→ **About this task**
Your answer must match the records word for word and contain no pictures.

Material for this exercise below:

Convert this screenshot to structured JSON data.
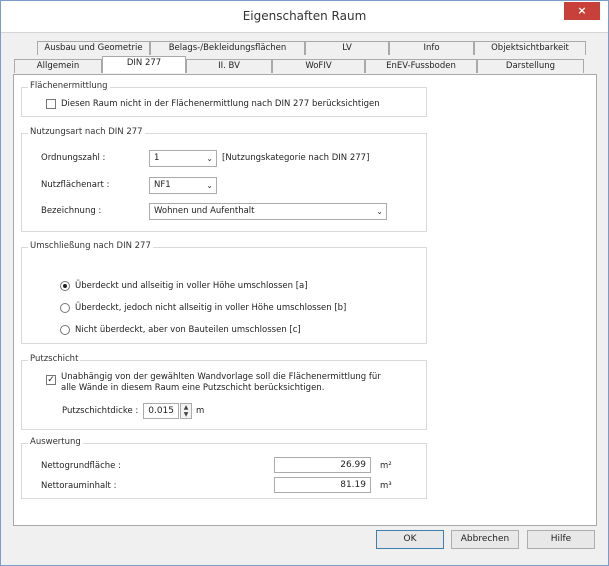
{
  "window": {
    "title": "Eigenschaften Raum",
    "close_glyph": "×"
  },
  "tabs_back": [
    "Ausbau und Geometrie",
    "Belags-/Bekleidungsflächen",
    "LV",
    "Info",
    "Objektsichtbarkeit"
  ],
  "tabs_front": [
    "Allgemein",
    "DIN 277",
    "II. BV",
    "WoFIV",
    "EnEV-Fussboden",
    "Darstellung"
  ],
  "active_tab": "DIN 277",
  "flaechen": {
    "title": "Flächenermittlung",
    "checkbox_label": "Diesen Raum nicht in der Flächenermittlung nach DIN 277 berücksichtigen"
  },
  "nutzung": {
    "title": "Nutzungsart nach DIN 277",
    "ordnung_label": "Ordnungszahl :",
    "ordnung_value": "1",
    "ordnung_note": "[Nutzungskategorie nach DIN 277]",
    "nutzflaeche_label": "Nutzflächenart :",
    "nutzflaeche_value": "NF1",
    "bezeichnung_label": "Bezeichnung :",
    "bezeichnung_value": "Wohnen und Aufenthalt"
  },
  "umschliessung": {
    "title": "Umschließung nach DIN 277",
    "options": [
      "Überdeckt und allseitig in voller Höhe umschlossen [a]",
      "Überdeckt, jedoch nicht allseitig in voller Höhe umschlossen [b]",
      "Nicht überdeckt, aber von Bauteilen umschlossen [c]"
    ]
  },
  "putz": {
    "title": "Putzschicht",
    "checkbox_line1": "Unabhängig von der gewählten Wandvorlage soll die Flächenermittlung für",
    "checkbox_line2": "alle Wände in diesem Raum eine Putzschicht berücksichtigen.",
    "dicke_label": "Putzschichtdicke :",
    "dicke_value": "0.015",
    "unit": "m"
  },
  "auswertung": {
    "title": "Auswertung",
    "netto_grund_label": "Nettogrundfläche :",
    "netto_grund_value": "26.99",
    "netto_grund_unit": "m²",
    "netto_raum_label": "Nettorauminhalt :",
    "netto_raum_value": "81.19",
    "netto_raum_unit": "m³"
  },
  "buttons": {
    "ok": "OK",
    "cancel": "Abbrechen",
    "help": "Hilfe"
  }
}
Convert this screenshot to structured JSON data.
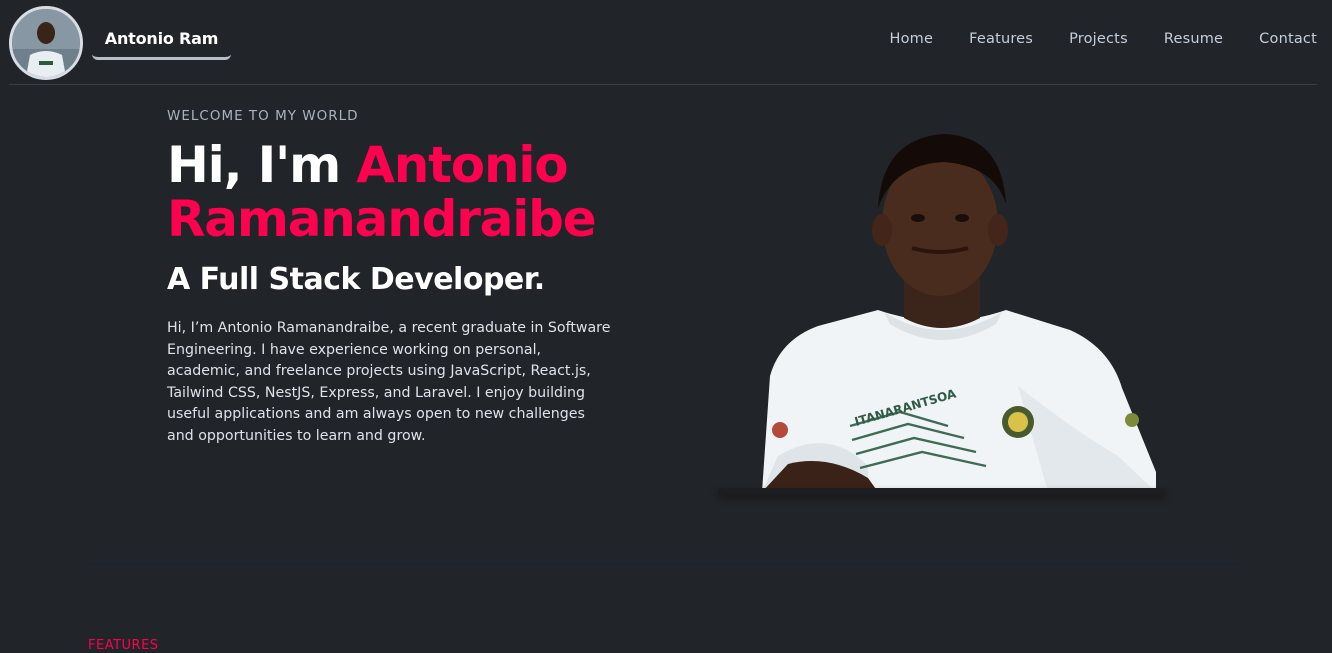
{
  "header": {
    "brand_name": "Antonio Ram",
    "nav": [
      {
        "label": "Home"
      },
      {
        "label": "Features"
      },
      {
        "label": "Projects"
      },
      {
        "label": "Resume"
      },
      {
        "label": "Contact"
      }
    ]
  },
  "hero": {
    "eyebrow": "WELCOME TO MY WORLD",
    "greeting": "Hi, I'm ",
    "name_line1": "Antonio",
    "name_line2": "Ramanandraibe",
    "subtitle": "A Full Stack Developer.",
    "bio": "Hi, I’m Antonio Ramanandraibe, a recent graduate in Software Engineering. I have experience working on personal, academic, and freelance projects using JavaScript, React.js, Tailwind CSS, NestJS, Express, and Laravel. I enjoy building useful applications and am always open to new challenges and opportunities to learn and grow.",
    "shirt_text": "ITANARANTSOA"
  },
  "features": {
    "label": "FEATURES"
  },
  "colors": {
    "background": "#212428",
    "accent": "#ff014f",
    "text": "#c4cfde"
  }
}
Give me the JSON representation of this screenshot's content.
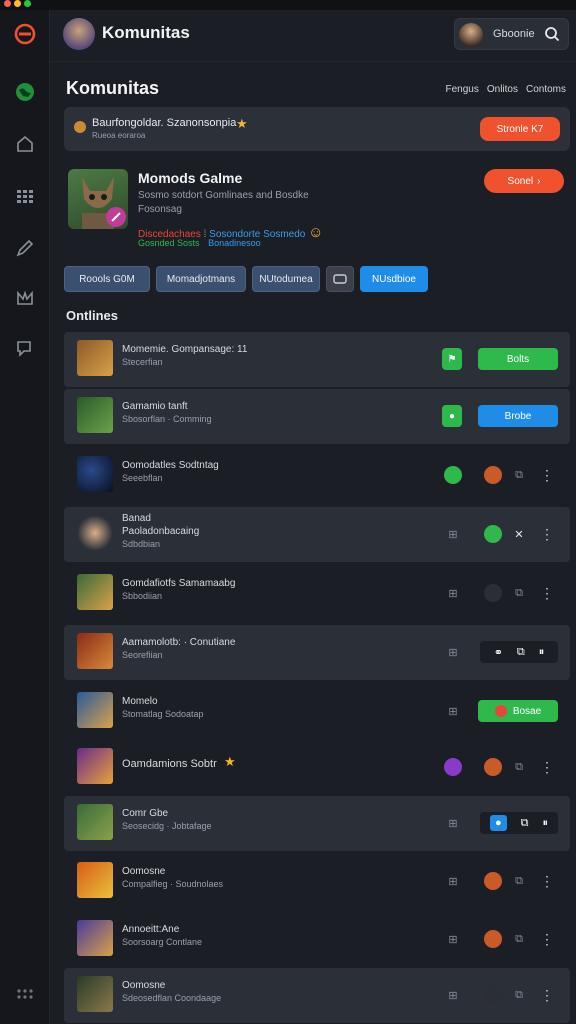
{
  "header": {
    "title": "Komunitas",
    "user_name": "Gboonie"
  },
  "main": {
    "page_title": "Komunitas",
    "tabs": [
      "Fengus",
      "Onlitos",
      "Contoms"
    ],
    "notice": {
      "text": "Baurfongoldar. Szanonsonpia",
      "sub": "Rueoa eoraroa",
      "button": "Stronle K7"
    },
    "profile": {
      "name": "Momods Galme",
      "desc_line1": "Sosmo sotdort Gomlinaes and Bosdke",
      "desc_line2": "Fosonsag",
      "tag_red": "Discedachaes",
      "tag_blue": "Sosondorte Sosmedo",
      "tag_green1": "Gosnded Sosts",
      "tag_blue2": "Bonadinesoo",
      "button": "Sonel"
    },
    "pills": [
      "Roools G0M",
      "Momadjotmans",
      "NUtodumea",
      "",
      "NUsdbioe"
    ],
    "section_title": "Ontlines",
    "rows": [
      {
        "t1": "Momemie. Gompansage: 11",
        "t2": "Stecerfian",
        "action": "Bolts"
      },
      {
        "t1": "Gamamio tanft",
        "t2": "Sbosorflan  · Comming",
        "action": "Brobe"
      },
      {
        "t1": "Oomodatles  Sodtntag",
        "t2": "Seeebflan",
        "action": ""
      },
      {
        "t1": "Banad",
        "t2": "Paoladonbacaing",
        "t3": "Sdbdbian",
        "action": ""
      },
      {
        "t1": "Gomdafiotfs  Samamaabg",
        "t2": "Sbbodiian",
        "action": ""
      },
      {
        "t1": "Aamamolotb:  · Conutiane",
        "t2": "Seorefiian",
        "action": ""
      },
      {
        "t1": "Momelo",
        "t2": "Stomatlag  Sodoatap",
        "action": "Bosae"
      },
      {
        "t1": "Oamdamions  Sobtr",
        "t2": "",
        "action": ""
      },
      {
        "t1": "Comr Gbe",
        "t2": "Seosecidg  · Jobtafage",
        "action": ""
      },
      {
        "t1": "Oomosne",
        "t2": "Compalfieg  · Soudnolaes",
        "action": ""
      },
      {
        "t1": "Annoeitt:Ane",
        "t2": "Soorsoarg  Contlane",
        "action": ""
      },
      {
        "t1": "Oomosne",
        "t2": "Sdeosedflan  Coondaage",
        "action": ""
      }
    ]
  },
  "colors": {
    "accent_orange": "#f0522d",
    "accent_blue": "#1f8de8",
    "accent_green": "#2fb84c"
  }
}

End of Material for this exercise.

→ **Result of the task**
Convert this screenshot to structured JSON data.
{
  "window": {
    "title": "Eigenschaften Raum",
    "close_glyph": "×"
  },
  "tabs_back": [
    "Ausbau und Geometrie",
    "Belags-/Bekleidungsflächen",
    "LV",
    "Info",
    "Objektsichtbarkeit"
  ],
  "tabs_front": [
    "Allgemein",
    "DIN 277",
    "II. BV",
    "WoFIV",
    "EnEV-Fussboden",
    "Darstellung"
  ],
  "active_tab": "DIN 277",
  "flaechen": {
    "title": "Flächenermittlung",
    "checkbox_label": "Diesen Raum nicht in der Flächenermittlung nach DIN 277 berücksichtigen"
  },
  "nutzung": {
    "title": "Nutzungsart nach DIN 277",
    "ordnung_label": "Ordnungszahl :",
    "ordnung_value": "1",
    "ordnung_note": "[Nutzungskategorie nach DIN 277]",
    "nutzflaeche_label": "Nutzflächenart :",
    "nutzflaeche_value": "NF1",
    "bezeichnung_label": "Bezeichnung :",
    "bezeichnung_value": "Wohnen und Aufenthalt"
  },
  "umschliessung": {
    "title": "Umschließung nach DIN 277",
    "options": [
      "Überdeckt und allseitig in voller Höhe umschlossen [a]",
      "Überdeckt, jedoch nicht allseitig in voller Höhe umschlossen [b]",
      "Nicht überdeckt, aber von Bauteilen umschlossen [c]"
    ]
  },
  "putz": {
    "title": "Putzschicht",
    "checkbox_line1": "Unabhängig von der gewählten Wandvorlage soll die Flächenermittlung für",
    "checkbox_line2": "alle Wände in diesem Raum eine Putzschicht berücksichtigen.",
    "dicke_label": "Putzschichtdicke :",
    "dicke_value": "0.015",
    "unit": "m"
  },
  "auswertung": {
    "title": "Auswertung",
    "netto_grund_label": "Nettogrundfläche :",
    "netto_grund_value": "26.99",
    "netto_grund_unit": "m²",
    "netto_raum_label": "Nettorauminhalt :",
    "netto_raum_value": "81.19",
    "netto_raum_unit": "m³"
  },
  "buttons": {
    "ok": "OK",
    "cancel": "Abbrechen",
    "help": "Hilfe"
  }
}
Convert this screenshot to structured JSON data.
{
  "header": {
    "brand_name": "Antonio Ram",
    "nav": [
      {
        "label": "Home"
      },
      {
        "label": "Features"
      },
      {
        "label": "Projects"
      },
      {
        "label": "Resume"
      },
      {
        "label": "Contact"
      }
    ]
  },
  "hero": {
    "eyebrow": "WELCOME TO MY WORLD",
    "greeting": "Hi, I'm ",
    "name_line1": "Antonio",
    "name_line2": "Ramanandraibe",
    "subtitle": "A Full Stack Developer.",
    "bio": "Hi, I’m Antonio Ramanandraibe, a recent graduate in Software Engineering. I have experience working on personal, academic, and freelance projects using JavaScript, React.js, Tailwind CSS, NestJS, Express, and Laravel. I enjoy building useful applications and am always open to new challenges and opportunities to learn and grow.",
    "shirt_text": "ITANARANTSOA"
  },
  "features": {
    "label": "FEATURES"
  },
  "colors": {
    "background": "#212428",
    "accent": "#ff014f",
    "text": "#c4cfde"
  }
}
Give me the JSON representation of this screenshot's content.
{
  "header": {
    "title": "Komunitas",
    "user_name": "Gboonie"
  },
  "main": {
    "page_title": "Komunitas",
    "tabs": [
      "Fengus",
      "Onlitos",
      "Contoms"
    ],
    "notice": {
      "text": "Baurfongoldar. Szanonsonpia",
      "sub": "Rueoa eoraroa",
      "button": "Stronle K7"
    },
    "profile": {
      "name": "Momods Galme",
      "desc_line1": "Sosmo sotdort Gomlinaes and Bosdke",
      "desc_line2": "Fosonsag",
      "tag_red": "Discedachaes",
      "tag_blue": "Sosondorte Sosmedo",
      "tag_green1": "Gosnded Sosts",
      "tag_blue2": "Bonadinesoo",
      "button": "Sonel"
    },
    "pills": [
      "Roools G0M",
      "Momadjotmans",
      "NUtodumea",
      "",
      "NUsdbioe"
    ],
    "section_title": "Ontlines",
    "rows": [
      {
        "t1": "Momemie. Gompansage: 11",
        "t2": "Stecerfian",
        "action": "Bolts"
      },
      {
        "t1": "Gamamio tanft",
        "t2": "Sbosorflan  · Comming",
        "action": "Brobe"
      },
      {
        "t1": "Oomodatles  Sodtntag",
        "t2": "Seeebflan",
        "action": ""
      },
      {
        "t1": "Banad",
        "t2": "Paoladonbacaing",
        "t3": "Sdbdbian",
        "action": ""
      },
      {
        "t1": "Gomdafiotfs  Samamaabg",
        "t2": "Sbbodiian",
        "action": ""
      },
      {
        "t1": "Aamamolotb:  · Conutiane",
        "t2": "Seorefiian",
        "action": ""
      },
      {
        "t1": "Momelo",
        "t2": "Stomatlag  Sodoatap",
        "action": "Bosae"
      },
      {
        "t1": "Oamdamions  Sobtr",
        "t2": "",
        "action": ""
      },
      {
        "t1": "Comr Gbe",
        "t2": "Seosecidg  · Jobtafage",
        "action": ""
      },
      {
        "t1": "Oomosne",
        "t2": "Compalfieg  · Soudnolaes",
        "action": ""
      },
      {
        "t1": "Annoeitt:Ane",
        "t2": "Soorsoarg  Contlane",
        "action": ""
      },
      {
        "t1": "Oomosne",
        "t2": "Sdeosedflan  Coondaage",
        "action": ""
      }
    ]
  },
  "colors": {
    "accent_orange": "#f0522d",
    "accent_blue": "#1f8de8",
    "accent_green": "#2fb84c"
  }
}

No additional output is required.